This is actually a “nickname” for the Aimable Vainqueur Danse, a ballroom dance choreographed by Louis Pécour that premiered in December of 1700. It’s also documented with the ‘Loure’ spelling, making it somewhat difficult to discover in the depths of Google. It became one of the popular historical dances to include at balls through the early 19th Century because of its stately movements and traditional elegance. Once again, the steps are intricate and the pace is steady without any breaks, very similar to the Allemande. Giovanni-Andrea Gallini’s A Treatise on the Art of Dancing in 1778 states the Louvre and Minuet as the two dances most in fashion throughout Europe, and that the Louvre “pleases particularly” with the “just concert of motions” exhibited by the couple. It’s important again for the Regency historian to remember that dance was also another language of diplomacy, and that the most exclusive balls and routs would feature dances that all the European ambassadors and attachés would know well. A very baroque example of this dance is performed by Thomas Baird and Suzanne Paterson for La Belle Danse, exhibiting the original 1701 choreography by L.G. Pécour.

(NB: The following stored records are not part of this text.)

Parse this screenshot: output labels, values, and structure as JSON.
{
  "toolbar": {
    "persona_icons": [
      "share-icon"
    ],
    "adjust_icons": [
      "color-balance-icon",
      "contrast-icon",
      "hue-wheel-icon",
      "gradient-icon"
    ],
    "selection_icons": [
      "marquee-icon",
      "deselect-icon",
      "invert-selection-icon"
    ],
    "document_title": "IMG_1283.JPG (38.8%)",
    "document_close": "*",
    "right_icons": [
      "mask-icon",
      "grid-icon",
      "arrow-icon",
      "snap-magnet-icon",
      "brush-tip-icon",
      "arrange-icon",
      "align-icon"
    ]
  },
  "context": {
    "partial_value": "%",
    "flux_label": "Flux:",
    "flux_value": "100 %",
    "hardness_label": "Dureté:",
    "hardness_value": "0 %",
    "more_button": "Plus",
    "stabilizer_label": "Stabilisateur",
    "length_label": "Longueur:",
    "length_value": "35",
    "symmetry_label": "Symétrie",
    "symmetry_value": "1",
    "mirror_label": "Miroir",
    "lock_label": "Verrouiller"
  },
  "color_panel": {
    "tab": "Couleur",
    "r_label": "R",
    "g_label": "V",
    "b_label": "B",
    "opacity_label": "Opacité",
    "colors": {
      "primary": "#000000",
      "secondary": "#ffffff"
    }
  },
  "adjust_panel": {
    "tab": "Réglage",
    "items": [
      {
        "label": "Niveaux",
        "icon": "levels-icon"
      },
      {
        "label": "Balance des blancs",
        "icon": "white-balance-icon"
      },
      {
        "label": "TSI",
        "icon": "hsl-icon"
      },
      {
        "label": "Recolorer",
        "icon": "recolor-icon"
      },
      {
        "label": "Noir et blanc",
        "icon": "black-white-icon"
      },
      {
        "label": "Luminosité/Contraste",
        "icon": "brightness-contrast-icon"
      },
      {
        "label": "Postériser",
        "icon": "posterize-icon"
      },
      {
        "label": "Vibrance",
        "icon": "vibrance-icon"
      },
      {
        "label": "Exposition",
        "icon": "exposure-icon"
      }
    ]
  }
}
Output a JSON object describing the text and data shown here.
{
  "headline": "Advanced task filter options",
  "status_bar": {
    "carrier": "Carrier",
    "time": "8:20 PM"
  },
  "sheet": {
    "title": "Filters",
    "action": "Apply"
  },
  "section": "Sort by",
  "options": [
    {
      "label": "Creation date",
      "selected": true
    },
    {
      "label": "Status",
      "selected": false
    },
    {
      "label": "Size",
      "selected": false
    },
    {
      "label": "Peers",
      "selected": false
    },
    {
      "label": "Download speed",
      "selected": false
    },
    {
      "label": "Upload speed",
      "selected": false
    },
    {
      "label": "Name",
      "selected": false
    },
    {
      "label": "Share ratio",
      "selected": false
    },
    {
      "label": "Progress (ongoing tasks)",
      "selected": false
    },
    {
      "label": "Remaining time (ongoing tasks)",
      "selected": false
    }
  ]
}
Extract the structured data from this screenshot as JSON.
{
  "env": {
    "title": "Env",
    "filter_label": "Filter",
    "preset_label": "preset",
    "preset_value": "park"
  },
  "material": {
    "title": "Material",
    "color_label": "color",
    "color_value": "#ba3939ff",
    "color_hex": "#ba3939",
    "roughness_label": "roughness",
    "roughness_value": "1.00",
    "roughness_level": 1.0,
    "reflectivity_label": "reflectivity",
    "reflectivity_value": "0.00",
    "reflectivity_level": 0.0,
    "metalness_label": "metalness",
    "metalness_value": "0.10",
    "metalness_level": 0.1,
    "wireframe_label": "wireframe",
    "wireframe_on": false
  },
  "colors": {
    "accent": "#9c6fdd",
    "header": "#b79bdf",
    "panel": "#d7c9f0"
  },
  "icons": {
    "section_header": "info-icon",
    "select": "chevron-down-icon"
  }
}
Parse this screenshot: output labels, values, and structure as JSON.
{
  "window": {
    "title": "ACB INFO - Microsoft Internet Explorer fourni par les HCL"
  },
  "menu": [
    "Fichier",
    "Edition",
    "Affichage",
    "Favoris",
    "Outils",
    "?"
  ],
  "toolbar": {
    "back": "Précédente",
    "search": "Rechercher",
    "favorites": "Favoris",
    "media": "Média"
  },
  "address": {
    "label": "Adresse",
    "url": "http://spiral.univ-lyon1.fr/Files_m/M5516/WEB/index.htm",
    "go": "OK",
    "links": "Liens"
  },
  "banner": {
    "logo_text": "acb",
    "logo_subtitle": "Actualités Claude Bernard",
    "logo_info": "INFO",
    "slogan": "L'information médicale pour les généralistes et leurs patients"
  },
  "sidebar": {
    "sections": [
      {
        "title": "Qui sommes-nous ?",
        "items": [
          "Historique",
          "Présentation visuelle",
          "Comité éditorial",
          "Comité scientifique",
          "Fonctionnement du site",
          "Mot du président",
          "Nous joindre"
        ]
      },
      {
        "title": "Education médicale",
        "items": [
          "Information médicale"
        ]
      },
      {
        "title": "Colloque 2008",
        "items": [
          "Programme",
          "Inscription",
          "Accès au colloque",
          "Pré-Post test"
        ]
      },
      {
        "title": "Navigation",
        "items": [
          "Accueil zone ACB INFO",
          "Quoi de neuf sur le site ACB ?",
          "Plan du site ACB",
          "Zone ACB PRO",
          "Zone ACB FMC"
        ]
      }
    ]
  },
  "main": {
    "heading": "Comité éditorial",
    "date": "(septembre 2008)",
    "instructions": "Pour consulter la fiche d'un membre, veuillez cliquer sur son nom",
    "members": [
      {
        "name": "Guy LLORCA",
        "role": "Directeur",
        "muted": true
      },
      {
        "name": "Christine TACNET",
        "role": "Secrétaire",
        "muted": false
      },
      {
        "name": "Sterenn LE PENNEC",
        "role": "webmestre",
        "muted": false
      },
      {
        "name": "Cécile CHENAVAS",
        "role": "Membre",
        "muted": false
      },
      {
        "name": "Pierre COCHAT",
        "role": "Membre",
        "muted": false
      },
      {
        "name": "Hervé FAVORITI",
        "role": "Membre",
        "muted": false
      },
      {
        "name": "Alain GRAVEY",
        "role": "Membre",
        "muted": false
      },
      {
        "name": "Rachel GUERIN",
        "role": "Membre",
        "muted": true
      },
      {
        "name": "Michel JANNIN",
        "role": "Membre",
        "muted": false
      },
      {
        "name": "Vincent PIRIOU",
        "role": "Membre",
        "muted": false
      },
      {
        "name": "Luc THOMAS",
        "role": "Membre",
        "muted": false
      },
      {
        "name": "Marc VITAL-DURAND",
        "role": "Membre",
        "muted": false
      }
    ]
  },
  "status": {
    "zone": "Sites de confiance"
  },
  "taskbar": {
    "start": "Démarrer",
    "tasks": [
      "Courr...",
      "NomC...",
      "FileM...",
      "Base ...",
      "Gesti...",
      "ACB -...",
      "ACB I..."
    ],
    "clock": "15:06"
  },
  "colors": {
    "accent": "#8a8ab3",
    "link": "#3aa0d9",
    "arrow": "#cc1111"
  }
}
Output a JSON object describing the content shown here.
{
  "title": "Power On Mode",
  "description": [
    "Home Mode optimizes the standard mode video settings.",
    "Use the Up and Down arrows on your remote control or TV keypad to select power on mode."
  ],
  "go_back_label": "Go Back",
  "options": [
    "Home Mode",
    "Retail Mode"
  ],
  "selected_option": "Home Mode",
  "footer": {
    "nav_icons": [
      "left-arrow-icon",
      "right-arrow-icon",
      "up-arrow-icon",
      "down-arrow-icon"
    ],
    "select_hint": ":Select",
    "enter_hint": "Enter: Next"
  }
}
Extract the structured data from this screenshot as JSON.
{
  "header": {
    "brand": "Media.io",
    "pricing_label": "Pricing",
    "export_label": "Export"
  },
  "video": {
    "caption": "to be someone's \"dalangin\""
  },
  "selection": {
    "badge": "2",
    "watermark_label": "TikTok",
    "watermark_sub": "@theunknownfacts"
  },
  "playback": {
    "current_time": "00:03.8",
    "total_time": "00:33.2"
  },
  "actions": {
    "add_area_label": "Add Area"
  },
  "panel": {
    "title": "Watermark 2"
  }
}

The tune is from André Campra’s 1700 opera Hésione.

 

WOW ~ Word of the Week ~ Dining Room Post

WOW ~ Word of the Week ~ Dining Room Post

This week’s phrase comes courtesy the dedicated thief who’s in it for the art of the deception, with the Rube Goldberg-esque planning and implementation of the steal.

Dining Room Post

A mode of stealing in houses that let lodgings, by rogues pretending to be postmen, who send up sham letters to the lodgers, and, whilst waiting in the entry for the postage, go into the first room they see open, and rob it.

Arrest of a Woman at Night by Thomas Rowlandson, date unknown, The Samuel Courtauld Trust at The Courtauld Gallery, London.

As we all know, however, crime rarely pays, or at least fails to pay for the long run. It can be argued that the Regency era gave rise to the (more) modern  and organized police man. During this time, criminals were pursued by constables, the night watch, thief-takers, and Bow Street Runners. The Metropolitan Police themselves were formed in 1829, a few years removed from the Regency but during the reign of George IV (the former Prince Regent). These various officials of law enforcement were notoriously tough and dogged in their pursuit of criminals (or at least the payment at the end of the pursuit). Some lawmen were fresh from lives of crime themselves, and used their considerable knowledge and connections to ferret out criminals.

The Night Watchman Picking Up a Wayward Girl by Thomas Rowlandson, Bonhams, New York.

Interestingly, when searching for period graphics to illustrate this post, the majority I found were of women being arrested rather than men. I’m not sure if there’s a less-than-subtle message to be inferred here, but at least one engraving by Thomas Rowlandson showed they didn’t all go down quietly.

Attacking the Night Watchman by Thomas Rowlandson, date unknown.